PROBLEM DETAILS
Write the listing out once more, with every line exactly as it stands.

DATASET CONTENT
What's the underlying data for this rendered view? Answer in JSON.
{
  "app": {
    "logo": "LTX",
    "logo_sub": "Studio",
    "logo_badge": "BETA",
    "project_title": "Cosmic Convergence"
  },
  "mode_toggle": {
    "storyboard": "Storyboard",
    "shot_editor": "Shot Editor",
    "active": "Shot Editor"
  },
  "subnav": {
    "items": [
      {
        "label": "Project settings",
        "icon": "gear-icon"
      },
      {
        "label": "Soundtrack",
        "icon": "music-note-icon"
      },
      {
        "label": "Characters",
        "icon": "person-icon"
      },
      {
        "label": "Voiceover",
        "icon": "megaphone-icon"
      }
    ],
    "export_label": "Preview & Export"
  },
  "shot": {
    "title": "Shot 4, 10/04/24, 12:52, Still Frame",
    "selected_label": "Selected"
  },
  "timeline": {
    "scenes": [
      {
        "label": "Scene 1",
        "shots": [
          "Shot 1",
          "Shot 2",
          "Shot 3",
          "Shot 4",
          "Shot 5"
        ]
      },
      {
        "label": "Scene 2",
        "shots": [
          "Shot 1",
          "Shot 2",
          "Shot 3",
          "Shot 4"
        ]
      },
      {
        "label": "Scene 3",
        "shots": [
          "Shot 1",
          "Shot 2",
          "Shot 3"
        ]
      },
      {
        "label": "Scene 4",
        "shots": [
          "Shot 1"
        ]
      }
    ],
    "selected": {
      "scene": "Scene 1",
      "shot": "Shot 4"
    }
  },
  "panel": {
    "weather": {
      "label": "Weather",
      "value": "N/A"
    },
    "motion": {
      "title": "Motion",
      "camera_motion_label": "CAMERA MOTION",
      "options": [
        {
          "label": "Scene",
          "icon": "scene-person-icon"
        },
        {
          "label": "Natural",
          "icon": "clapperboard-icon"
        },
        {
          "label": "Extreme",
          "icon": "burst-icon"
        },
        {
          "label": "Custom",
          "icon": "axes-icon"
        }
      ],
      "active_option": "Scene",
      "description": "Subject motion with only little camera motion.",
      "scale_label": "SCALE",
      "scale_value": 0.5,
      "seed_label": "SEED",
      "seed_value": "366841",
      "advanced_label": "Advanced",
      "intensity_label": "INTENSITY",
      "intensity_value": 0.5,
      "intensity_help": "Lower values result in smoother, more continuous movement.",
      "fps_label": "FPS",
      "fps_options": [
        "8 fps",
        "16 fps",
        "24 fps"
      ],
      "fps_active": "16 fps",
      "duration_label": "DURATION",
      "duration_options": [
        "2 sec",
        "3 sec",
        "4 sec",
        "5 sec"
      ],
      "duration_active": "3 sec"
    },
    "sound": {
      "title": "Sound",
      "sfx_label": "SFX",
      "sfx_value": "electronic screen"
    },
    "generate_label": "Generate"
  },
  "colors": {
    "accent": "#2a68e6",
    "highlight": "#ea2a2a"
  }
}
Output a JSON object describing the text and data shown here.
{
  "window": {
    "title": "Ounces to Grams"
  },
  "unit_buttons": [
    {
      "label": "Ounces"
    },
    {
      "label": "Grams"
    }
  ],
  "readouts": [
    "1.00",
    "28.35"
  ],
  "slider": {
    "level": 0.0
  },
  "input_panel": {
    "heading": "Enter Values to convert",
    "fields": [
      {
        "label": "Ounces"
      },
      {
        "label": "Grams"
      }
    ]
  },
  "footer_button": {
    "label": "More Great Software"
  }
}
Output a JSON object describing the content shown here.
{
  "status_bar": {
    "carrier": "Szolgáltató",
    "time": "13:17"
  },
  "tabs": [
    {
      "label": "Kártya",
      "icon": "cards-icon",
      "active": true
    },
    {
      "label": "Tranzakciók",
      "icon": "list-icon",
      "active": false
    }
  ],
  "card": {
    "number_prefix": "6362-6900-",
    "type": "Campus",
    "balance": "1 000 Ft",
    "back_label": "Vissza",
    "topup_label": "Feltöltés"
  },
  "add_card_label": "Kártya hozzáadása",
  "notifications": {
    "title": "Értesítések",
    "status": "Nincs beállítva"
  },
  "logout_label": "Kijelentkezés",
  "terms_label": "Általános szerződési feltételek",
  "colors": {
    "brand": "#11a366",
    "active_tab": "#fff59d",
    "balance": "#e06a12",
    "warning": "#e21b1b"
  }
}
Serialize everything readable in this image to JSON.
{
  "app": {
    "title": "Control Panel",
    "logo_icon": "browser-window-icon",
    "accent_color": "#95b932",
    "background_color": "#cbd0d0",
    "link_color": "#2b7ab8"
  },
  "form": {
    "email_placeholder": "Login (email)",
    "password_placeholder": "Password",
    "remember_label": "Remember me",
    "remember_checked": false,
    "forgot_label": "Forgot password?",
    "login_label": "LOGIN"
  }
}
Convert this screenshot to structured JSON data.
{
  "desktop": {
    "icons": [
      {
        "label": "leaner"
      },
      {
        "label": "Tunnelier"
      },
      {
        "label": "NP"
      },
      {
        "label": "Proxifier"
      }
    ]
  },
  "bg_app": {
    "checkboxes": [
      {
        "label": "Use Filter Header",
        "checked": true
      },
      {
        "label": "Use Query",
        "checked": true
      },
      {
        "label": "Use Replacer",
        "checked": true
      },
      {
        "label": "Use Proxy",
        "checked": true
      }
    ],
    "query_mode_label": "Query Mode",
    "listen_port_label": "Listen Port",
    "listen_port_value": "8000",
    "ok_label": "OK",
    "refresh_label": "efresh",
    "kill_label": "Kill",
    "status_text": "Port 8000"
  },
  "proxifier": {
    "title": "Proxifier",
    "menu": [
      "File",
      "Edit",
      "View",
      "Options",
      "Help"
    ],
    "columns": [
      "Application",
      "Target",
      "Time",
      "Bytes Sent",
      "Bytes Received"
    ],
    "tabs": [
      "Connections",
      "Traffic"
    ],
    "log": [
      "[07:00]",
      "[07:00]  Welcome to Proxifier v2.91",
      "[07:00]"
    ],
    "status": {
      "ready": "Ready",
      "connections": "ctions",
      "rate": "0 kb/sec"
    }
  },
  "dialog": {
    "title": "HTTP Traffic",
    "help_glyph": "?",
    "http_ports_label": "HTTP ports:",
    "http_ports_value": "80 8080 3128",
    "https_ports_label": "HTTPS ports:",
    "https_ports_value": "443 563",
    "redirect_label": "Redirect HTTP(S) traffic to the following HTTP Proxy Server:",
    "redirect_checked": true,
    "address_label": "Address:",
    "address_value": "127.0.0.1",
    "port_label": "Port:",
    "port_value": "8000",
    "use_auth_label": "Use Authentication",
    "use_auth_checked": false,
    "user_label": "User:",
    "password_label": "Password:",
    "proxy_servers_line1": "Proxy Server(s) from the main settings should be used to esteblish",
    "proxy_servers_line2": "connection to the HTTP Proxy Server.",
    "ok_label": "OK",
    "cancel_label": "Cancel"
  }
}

FINISHED EXERCISE
What's the underlying data for this rendered view? Answer in JSON.
{
  "app": {
    "logo": "LTX",
    "logo_sub": "Studio",
    "logo_badge": "BETA",
    "project_title": "Cosmic Convergence"
  },
  "mode_toggle": {
    "storyboard": "Storyboard",
    "shot_editor": "Shot Editor",
    "active": "Shot Editor"
  },
  "subnav": {
    "items": [
      {
        "label": "Project settings",
        "icon": "gear-icon"
      },
      {
        "label": "Soundtrack",
        "icon": "music-note-icon"
      },
      {
        "label": "Characters",
        "icon": "person-icon"
      },
      {
        "label": "Voiceover",
        "icon": "megaphone-icon"
      }
    ],
    "export_label": "Preview & Export"
  },
  "shot": {
    "title": "Shot 4, 10/04/24, 12:52, Still Frame",
    "selected_label": "Selected"
  },
  "timeline": {
    "scenes": [
      {
        "label": "Scene 1",
        "shots": [
          "Shot 1",
          "Shot 2",
          "Shot 3",
          "Shot 4",
          "Shot 5"
        ]
      },
      {
        "label": "Scene 2",
        "shots": [
          "Shot 1",
          "Shot 2",
          "Shot 3",
          "Shot 4"
        ]
      },
      {
        "label": "Scene 3",
        "shots": [
          "Shot 1",
          "Shot 2",
          "Shot 3"
        ]
      },
      {
        "label": "Scene 4",
        "shots": [
          "Shot 1"
        ]
      }
    ],
    "selected": {
      "scene": "Scene 1",
      "shot": "Shot 4"
    }
  },
  "panel": {
    "weather": {
      "label": "Weather",
      "value": "N/A"
    },
    "motion": {
      "title": "Motion",
      "camera_motion_label": "CAMERA MOTION",
      "options": [
        {
          "label": "Scene",
          "icon": "scene-person-icon"
        },
        {
          "label": "Natural",
          "icon": "clapperboard-icon"
        },
        {
          "label": "Extreme",
          "icon": "burst-icon"
        },
        {
          "label": "Custom",
          "icon": "axes-icon"
        }
      ],
      "active_option": "Scene",
      "description": "Subject motion with only little camera motion.",
      "scale_label": "SCALE",
      "scale_value": 0.5,
      "seed_label": "SEED",
      "seed_value": "366841",
      "advanced_label": "Advanced",
      "intensity_label": "INTENSITY",
      "intensity_value": 0.5,
      "intensity_help": "Lower values result in smoother, more continuous movement.",
      "fps_label": "FPS",
      "fps_options": [
        "8 fps",
        "16 fps",
        "24 fps"
      ],
      "fps_active": "16 fps",
      "duration_label": "DURATION",
      "duration_options": [
        "2 sec",
        "3 sec",
        "4 sec",
        "5 sec"
      ],
      "duration_active": "3 sec"
    },
    "sound": {
      "title": "Sound",
      "sfx_label": "SFX",
      "sfx_value": "electronic screen"
    },
    "generate_label": "Generate"
  },
  "colors": {
    "accent": "#2a68e6",
    "highlight": "#ea2a2a"
  }
}
Output a JSON object describing the text and data shown here.
{
  "window": {
    "title": "Ounces to Grams"
  },
  "unit_buttons": [
    {
      "label": "Ounces"
    },
    {
      "label": "Grams"
    }
  ],
  "readouts": [
    "1.00",
    "28.35"
  ],
  "slider": {
    "level": 0.0
  },
  "input_panel": {
    "heading": "Enter Values to convert",
    "fields": [
      {
        "label": "Ounces"
      },
      {
        "label": "Grams"
      }
    ]
  },
  "footer_button": {
    "label": "More Great Software"
  }
}
Output a JSON object describing the content shown here.
{
  "status_bar": {
    "carrier": "Szolgáltató",
    "time": "13:17"
  },
  "tabs": [
    {
      "label": "Kártya",
      "icon": "cards-icon",
      "active": true
    },
    {
      "label": "Tranzakciók",
      "icon": "list-icon",
      "active": false
    }
  ],
  "card": {
    "number_prefix": "6362-6900-",
    "type": "Campus",
    "balance": "1 000 Ft",
    "back_label": "Vissza",
    "topup_label": "Feltöltés"
  },
  "add_card_label": "Kártya hozzáadása",
  "notifications": {
    "title": "Értesítések",
    "status": "Nincs beállítva"
  },
  "logout_label": "Kijelentkezés",
  "terms_label": "Általános szerződési feltételek",
  "colors": {
    "brand": "#11a366",
    "active_tab": "#fff59d",
    "balance": "#e06a12",
    "warning": "#e21b1b"
  }
}
Serialize everything readable in this image to JSON.
{
  "app": {
    "title": "Control Panel",
    "logo_icon": "browser-window-icon",
    "accent_color": "#95b932",
    "background_color": "#cbd0d0",
    "link_color": "#2b7ab8"
  },
  "form": {
    "email_placeholder": "Login (email)",
    "password_placeholder": "Password",
    "remember_label": "Remember me",
    "remember_checked": false,
    "forgot_label": "Forgot password?",
    "login_label": "LOGIN"
  }
}
Convert this screenshot to structured JSON data.
{
  "desktop": {
    "icons": [
      {
        "label": "leaner"
      },
      {
        "label": "Tunnelier"
      },
      {
        "label": "NP"
      },
      {
        "label": "Proxifier"
      }
    ]
  },
  "bg_app": {
    "checkboxes": [
      {
        "label": "Use Filter Header",
        "checked": true
      },
      {
        "label": "Use Query",
        "checked": true
      },
      {
        "label": "Use Replacer",
        "checked": true
      },
      {
        "label": "Use Proxy",
        "checked": true
      }
    ],
    "query_mode_label": "Query Mode",
    "listen_port_label": "Listen Port",
    "listen_port_value": "8000",
    "ok_label": "OK",
    "refresh_label": "efresh",
    "kill_label": "Kill",
    "status_text": "Port 8000"
  },
  "proxifier": {
    "title": "Proxifier",
    "menu": [
      "File",
      "Edit",
      "View",
      "Options",
      "Help"
    ],
    "columns": [
      "Application",
      "Target",
      "Time",
      "Bytes Sent",
      "Bytes Received"
    ],
    "tabs": [
      "Connections",
      "Traffic"
    ],
    "log": [
      "[07:00]",
      "[07:00]  Welcome to Proxifier v2.91",
      "[07:00]"
    ],
    "status": {
      "ready": "Ready",
      "connections": "ctions",
      "rate": "0 kb/sec"
    }
  },
  "dialog": {
    "title": "HTTP Traffic",
    "help_glyph": "?",
    "http_ports_label": "HTTP ports:",
    "http_ports_value": "80 8080 3128",
    "https_ports_label": "HTTPS ports:",
    "https_ports_value": "443 563",
    "redirect_label": "Redirect HTTP(S) traffic to the following HTTP Proxy Server:",
    "redirect_checked": true,
    "address_label": "Address:",
    "address_value": "127.0.0.1",
    "port_label": "Port:",
    "port_value": "8000",
    "use_auth_label": "Use Authentication",
    "use_auth_checked": false,
    "user_label": "User:",
    "password_label": "Password:",
    "proxy_servers_line1": "Proxy Server(s) from the main settings should be used to esteblish",
    "proxy_servers_line2": "connection to the HTTP Proxy Server.",
    "ok_label": "OK",
    "cancel_label": "Cancel"
  }
}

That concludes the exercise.